“You always have to look for every opponent you play. You cannot look past anybody because everybody is prepared, everybody wants it badly.
“(Regarding) her last season, of course, everybody will be motivated to beat her.”
Azarenka controversially avoided Williams in the leadup to last year’s tournament when she pulled out of their match at the Brisbane International citing an infected toenail from a bad pedicure.
She was beaten in straight sets for this year’s Brisbane title by Williams, however, the American landing a psychological blow before the year’s first grand slam.
Azarenka said that defeat had no impact on her confidence.
“I think it was a great preparation, the whole week in Brisbane, to play actually so many different types of players,” she said. “That’s what you want to get in the beginning of the season and in preparation for the event like this.”
Azarenka faces 90th-ranked Swede Johanna Larsson in her first round match on Tuesday, a player she beat comfortably in straight sets in the opening round of the 2011 U.S. Open, their sole meeting.
An intriguing matchup looms against 13th seed Sloane Stephens in the fourth round.
The pair played in a semi-final last year, a match plunged into controversy when Azarenka took a prolonged medical time-out after blowing five match points against the young American.
Former players and pundits accused Azarenka of gamesmanship and the Belarusian displayed commendable grit in the face of one of the most hostile crowds in memory at Melbourne Park when she beat sentimental favourite Li Na for the title.
On the eve of the final, Azarenka launched a media campaign to try to swing public opinion in her favour, and she was on the front foot again on Sunday in praising the Australian crowds, despite the harsh reception she received in her last match at Melbourne Park.
“It’s amazing. Every time I come back here, I love Australia so much,” she said. “It’s been like this since I actually came here for the first time as a junior.
“Just enjoy playing here.

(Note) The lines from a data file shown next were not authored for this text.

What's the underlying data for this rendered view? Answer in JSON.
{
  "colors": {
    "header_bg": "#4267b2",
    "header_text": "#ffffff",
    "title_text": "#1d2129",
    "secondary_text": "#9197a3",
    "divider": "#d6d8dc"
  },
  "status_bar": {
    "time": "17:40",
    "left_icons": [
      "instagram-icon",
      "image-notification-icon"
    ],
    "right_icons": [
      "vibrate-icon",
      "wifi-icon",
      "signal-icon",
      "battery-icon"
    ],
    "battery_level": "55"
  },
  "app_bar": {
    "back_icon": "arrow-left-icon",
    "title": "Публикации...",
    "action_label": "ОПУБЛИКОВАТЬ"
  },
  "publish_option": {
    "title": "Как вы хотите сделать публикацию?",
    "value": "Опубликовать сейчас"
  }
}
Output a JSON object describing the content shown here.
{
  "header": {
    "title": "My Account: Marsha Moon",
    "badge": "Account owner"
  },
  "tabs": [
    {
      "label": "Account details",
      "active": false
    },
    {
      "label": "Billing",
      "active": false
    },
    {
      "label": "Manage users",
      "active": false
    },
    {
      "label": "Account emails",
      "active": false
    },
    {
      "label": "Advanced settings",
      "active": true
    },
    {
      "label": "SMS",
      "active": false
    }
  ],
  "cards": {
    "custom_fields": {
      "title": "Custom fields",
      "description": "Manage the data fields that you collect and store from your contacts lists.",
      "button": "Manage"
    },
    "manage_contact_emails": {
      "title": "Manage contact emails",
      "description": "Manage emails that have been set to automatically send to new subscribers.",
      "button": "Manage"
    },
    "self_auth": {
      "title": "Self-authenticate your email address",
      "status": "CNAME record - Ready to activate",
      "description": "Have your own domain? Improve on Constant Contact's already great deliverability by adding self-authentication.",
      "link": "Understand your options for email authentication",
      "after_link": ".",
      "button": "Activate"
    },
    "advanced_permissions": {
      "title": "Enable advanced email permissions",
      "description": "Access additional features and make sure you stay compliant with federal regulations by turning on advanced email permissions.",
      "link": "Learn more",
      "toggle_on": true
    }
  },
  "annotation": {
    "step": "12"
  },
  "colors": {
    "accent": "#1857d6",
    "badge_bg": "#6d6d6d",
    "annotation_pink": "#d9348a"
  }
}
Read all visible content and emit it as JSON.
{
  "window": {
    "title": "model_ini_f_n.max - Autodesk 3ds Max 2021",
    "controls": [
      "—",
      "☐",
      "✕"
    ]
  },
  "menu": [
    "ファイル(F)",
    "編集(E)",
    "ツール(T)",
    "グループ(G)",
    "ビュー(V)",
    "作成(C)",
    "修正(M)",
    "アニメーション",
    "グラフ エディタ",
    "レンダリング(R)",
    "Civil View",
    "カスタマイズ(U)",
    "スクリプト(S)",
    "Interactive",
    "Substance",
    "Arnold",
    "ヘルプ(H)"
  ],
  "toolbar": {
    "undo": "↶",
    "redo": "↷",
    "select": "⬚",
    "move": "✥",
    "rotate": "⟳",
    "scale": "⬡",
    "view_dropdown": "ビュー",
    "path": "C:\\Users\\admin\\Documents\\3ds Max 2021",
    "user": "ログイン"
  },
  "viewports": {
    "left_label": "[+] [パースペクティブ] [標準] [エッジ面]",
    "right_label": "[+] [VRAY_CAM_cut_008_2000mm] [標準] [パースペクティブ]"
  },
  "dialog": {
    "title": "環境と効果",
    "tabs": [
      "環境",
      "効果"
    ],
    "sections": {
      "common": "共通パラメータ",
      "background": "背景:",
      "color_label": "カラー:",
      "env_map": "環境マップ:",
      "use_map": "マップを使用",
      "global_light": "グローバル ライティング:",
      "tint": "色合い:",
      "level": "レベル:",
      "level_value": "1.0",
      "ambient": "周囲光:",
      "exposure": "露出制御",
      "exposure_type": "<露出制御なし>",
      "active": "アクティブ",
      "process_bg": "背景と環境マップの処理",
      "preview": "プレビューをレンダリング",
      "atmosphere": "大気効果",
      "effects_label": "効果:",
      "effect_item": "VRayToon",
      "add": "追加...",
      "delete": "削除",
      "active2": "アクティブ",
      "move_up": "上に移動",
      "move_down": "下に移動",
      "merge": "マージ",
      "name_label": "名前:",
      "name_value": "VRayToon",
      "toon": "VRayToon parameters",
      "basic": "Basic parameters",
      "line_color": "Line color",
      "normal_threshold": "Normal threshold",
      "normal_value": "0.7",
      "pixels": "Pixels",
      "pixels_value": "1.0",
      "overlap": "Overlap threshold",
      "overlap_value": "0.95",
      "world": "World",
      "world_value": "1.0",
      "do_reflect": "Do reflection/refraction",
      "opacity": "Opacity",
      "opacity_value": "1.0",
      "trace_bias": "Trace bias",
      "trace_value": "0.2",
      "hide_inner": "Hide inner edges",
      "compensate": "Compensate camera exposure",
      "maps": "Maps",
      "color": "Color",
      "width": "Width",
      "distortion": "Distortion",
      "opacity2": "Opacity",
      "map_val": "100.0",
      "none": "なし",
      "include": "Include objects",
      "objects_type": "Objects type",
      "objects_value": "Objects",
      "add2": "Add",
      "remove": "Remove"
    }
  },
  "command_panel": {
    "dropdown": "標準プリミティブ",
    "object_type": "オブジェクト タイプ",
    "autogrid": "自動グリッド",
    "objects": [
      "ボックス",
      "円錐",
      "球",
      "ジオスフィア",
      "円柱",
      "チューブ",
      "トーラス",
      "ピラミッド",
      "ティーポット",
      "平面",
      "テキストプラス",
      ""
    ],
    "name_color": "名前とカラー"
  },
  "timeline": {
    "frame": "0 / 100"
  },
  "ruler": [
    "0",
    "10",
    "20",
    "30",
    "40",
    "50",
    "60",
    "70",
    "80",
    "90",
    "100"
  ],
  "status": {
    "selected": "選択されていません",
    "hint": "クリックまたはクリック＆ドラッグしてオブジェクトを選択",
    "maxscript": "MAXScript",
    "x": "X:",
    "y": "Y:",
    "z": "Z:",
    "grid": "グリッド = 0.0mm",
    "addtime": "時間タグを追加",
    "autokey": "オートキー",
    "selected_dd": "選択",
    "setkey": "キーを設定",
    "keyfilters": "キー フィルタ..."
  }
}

I think the fans are amazing here. It’s called a players-friendly grand slam for a reason, that’s for sure.”
(Editing by Peter Rutherford)